However sophisticated the above statistical models become, they can miss
many relevant documents because those models do not capture the complete
meaning or information need conveyed by a user’s query. In semantic models, the
process of matching documents to a given query is based on concept level and
semantic matching instead of index term (keyword) matching. This allows
retrieval of relevant documents that share meaningful associations with other
documents in the query result, even when these associations are not inherently
observed or statistically captured.

Semantic approaches include different levels of analysis, such as
morphological, syntactic, and semantic analysis, to retrieve documents more
effectively. In **morphological analysis**,
roots and affixes are analyzed to determine the parts of** **speech (nouns, verbs, adjectives, and so on) of the words.
Following morphological analysis, **syntactic
analysis** follows to parse and analyze complete phrases in docu-ments.
Finally, the semantic methods have to resolve word ambiguities and/or generate
relevant synonyms based on the **semantic
relationships** between levels of structural entities in documents (words,
paragraphs, pages, or entire documents).

The development of a sophisticated semantic system requires complex
knowledge bases of semantic information as well as retrieval heuristics. These
systems often require techniques from artificial intelligence and expert
systems. Knowledge bases like Cyc and WordNet have been developed for use in *knowledge-based
IR systems *based on semantic models. The Cyc knowledge base, for example,
is a represen-tation of a vast quantity of commonsense knowledge about
assertions (over 2.5 million facts and rules) interrelating more than 155,000
concepts for reasoning about the objects and events of everyday life. WordNet
is an extensive thesaurus (over 115,000 concepts) that is very popular and is
used by many systems and is under continuous development (see Section 27.4.3).

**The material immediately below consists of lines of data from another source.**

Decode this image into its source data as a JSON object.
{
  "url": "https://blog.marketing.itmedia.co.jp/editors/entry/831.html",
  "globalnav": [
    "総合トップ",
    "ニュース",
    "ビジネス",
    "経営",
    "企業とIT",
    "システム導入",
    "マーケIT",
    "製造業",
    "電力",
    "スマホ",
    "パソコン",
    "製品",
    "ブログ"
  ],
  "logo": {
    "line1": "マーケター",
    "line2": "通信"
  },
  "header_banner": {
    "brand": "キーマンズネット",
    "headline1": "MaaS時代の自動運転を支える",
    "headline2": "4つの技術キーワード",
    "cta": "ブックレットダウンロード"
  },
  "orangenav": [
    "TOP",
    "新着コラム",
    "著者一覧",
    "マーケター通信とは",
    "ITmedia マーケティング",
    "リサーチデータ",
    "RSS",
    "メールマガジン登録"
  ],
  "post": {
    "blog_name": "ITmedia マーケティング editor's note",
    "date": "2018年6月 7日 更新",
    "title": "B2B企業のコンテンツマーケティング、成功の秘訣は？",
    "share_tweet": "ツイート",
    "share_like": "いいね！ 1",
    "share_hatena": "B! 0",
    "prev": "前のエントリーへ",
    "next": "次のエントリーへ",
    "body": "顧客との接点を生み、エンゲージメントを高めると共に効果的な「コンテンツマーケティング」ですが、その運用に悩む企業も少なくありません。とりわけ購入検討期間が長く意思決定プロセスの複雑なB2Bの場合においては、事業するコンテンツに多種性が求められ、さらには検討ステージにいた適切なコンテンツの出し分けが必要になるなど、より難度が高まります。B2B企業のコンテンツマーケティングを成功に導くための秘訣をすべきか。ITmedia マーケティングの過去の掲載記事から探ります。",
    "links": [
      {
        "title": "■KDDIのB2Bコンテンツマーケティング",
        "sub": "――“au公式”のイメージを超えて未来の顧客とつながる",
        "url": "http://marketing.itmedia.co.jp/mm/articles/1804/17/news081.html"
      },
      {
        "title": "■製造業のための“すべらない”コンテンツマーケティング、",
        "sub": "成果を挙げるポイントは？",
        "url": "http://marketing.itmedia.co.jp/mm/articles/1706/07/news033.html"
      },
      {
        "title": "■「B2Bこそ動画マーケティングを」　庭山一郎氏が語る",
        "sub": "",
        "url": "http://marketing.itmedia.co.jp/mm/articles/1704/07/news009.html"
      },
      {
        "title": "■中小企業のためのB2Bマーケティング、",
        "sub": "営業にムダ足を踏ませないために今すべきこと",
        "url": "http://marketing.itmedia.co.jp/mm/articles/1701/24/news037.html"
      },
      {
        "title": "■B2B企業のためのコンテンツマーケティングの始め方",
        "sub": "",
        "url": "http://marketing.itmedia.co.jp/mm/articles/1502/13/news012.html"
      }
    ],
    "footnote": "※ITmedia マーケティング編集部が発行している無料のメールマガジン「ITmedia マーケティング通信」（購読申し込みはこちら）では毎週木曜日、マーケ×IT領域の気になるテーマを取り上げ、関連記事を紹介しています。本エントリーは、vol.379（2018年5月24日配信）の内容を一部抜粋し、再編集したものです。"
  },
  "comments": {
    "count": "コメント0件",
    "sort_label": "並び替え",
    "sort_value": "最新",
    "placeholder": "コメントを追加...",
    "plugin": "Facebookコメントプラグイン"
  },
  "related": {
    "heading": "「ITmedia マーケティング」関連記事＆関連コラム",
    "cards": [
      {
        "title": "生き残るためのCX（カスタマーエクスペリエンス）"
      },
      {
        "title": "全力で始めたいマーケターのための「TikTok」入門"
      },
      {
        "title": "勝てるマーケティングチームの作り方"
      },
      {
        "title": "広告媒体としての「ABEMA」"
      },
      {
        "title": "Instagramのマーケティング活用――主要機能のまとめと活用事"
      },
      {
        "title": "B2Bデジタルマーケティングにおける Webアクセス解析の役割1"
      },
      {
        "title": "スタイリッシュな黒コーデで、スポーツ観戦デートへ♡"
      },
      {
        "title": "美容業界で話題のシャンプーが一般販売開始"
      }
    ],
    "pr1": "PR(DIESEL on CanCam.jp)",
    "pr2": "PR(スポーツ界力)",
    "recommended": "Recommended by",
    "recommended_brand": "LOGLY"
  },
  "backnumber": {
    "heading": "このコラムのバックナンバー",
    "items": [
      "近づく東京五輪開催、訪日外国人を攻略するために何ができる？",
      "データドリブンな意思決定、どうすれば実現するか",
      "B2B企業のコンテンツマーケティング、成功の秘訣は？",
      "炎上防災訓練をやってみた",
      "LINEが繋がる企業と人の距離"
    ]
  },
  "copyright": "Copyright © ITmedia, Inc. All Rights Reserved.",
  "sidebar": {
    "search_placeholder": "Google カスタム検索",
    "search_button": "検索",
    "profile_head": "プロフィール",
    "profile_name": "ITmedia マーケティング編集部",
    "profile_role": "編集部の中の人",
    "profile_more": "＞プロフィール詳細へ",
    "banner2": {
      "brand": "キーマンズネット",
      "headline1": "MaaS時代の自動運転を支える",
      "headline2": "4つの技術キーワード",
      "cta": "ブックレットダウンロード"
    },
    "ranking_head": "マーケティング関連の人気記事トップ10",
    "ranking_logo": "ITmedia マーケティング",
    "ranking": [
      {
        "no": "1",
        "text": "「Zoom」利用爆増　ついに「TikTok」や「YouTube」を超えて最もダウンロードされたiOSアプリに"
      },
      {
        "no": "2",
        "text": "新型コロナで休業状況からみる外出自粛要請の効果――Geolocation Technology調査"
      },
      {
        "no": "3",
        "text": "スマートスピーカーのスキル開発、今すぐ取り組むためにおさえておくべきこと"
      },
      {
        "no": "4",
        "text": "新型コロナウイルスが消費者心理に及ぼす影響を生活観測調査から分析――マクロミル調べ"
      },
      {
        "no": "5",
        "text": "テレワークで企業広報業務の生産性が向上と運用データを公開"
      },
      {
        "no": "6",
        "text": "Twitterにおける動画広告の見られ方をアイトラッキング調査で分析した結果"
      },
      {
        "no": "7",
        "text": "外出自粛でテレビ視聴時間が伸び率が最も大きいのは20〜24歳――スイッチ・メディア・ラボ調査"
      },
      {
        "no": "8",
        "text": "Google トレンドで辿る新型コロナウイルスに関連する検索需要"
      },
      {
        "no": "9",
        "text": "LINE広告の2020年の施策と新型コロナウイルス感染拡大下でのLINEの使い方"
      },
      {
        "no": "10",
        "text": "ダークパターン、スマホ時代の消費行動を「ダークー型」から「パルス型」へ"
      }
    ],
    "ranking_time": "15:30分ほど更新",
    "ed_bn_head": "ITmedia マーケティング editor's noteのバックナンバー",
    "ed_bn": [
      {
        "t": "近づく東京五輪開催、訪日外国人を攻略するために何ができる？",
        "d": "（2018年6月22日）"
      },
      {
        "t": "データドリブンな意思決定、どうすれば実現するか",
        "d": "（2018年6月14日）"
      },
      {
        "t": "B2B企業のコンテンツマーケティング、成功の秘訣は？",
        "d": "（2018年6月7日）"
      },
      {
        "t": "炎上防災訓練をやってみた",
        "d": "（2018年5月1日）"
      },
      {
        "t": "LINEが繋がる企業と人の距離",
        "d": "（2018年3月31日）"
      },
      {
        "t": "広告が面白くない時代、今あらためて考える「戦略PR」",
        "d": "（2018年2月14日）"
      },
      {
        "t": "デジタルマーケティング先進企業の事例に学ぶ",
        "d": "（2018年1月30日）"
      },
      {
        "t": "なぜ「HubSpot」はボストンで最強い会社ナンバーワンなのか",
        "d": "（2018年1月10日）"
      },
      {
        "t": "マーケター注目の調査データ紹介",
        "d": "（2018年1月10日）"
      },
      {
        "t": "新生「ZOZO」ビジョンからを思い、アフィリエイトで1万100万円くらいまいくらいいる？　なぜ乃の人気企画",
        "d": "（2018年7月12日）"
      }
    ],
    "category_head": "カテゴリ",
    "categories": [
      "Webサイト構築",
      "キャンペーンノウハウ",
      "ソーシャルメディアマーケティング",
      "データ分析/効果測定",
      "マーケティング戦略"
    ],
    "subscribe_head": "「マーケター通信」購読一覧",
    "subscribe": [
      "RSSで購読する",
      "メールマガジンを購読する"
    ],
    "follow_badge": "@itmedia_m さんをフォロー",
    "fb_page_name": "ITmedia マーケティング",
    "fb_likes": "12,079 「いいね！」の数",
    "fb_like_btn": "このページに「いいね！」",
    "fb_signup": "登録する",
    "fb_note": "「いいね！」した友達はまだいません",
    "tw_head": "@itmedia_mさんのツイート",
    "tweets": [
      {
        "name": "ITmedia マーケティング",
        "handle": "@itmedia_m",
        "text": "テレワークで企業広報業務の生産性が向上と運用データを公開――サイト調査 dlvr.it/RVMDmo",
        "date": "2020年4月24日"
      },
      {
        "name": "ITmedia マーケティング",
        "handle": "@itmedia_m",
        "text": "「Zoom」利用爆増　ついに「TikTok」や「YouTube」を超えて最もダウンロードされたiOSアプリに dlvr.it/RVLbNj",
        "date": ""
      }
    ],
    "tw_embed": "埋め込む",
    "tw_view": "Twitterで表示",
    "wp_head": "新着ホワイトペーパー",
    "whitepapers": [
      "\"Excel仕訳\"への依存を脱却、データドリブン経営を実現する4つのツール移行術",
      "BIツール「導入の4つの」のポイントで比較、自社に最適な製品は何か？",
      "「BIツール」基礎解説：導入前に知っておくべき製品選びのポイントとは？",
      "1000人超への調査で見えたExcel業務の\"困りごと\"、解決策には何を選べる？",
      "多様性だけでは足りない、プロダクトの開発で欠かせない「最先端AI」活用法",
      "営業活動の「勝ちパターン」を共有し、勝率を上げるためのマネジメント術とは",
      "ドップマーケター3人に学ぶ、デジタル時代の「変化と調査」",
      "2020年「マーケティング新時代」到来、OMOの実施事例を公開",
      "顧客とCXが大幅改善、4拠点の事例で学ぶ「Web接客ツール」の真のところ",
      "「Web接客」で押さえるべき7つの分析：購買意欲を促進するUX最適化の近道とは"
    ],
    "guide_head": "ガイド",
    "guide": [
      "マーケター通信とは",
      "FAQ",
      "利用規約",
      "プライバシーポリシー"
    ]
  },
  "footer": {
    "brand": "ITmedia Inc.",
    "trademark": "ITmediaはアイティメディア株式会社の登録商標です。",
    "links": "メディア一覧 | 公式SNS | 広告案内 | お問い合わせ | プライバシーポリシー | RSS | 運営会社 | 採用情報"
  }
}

Study Material, Lecturing Notes, Assignment, Reference, Wiki description explanation, brief detail

**Related Topics **

Copyright © 2018-2020 BrainKart.com; All Rights Reserved. Developed by Therithal info, Chennai.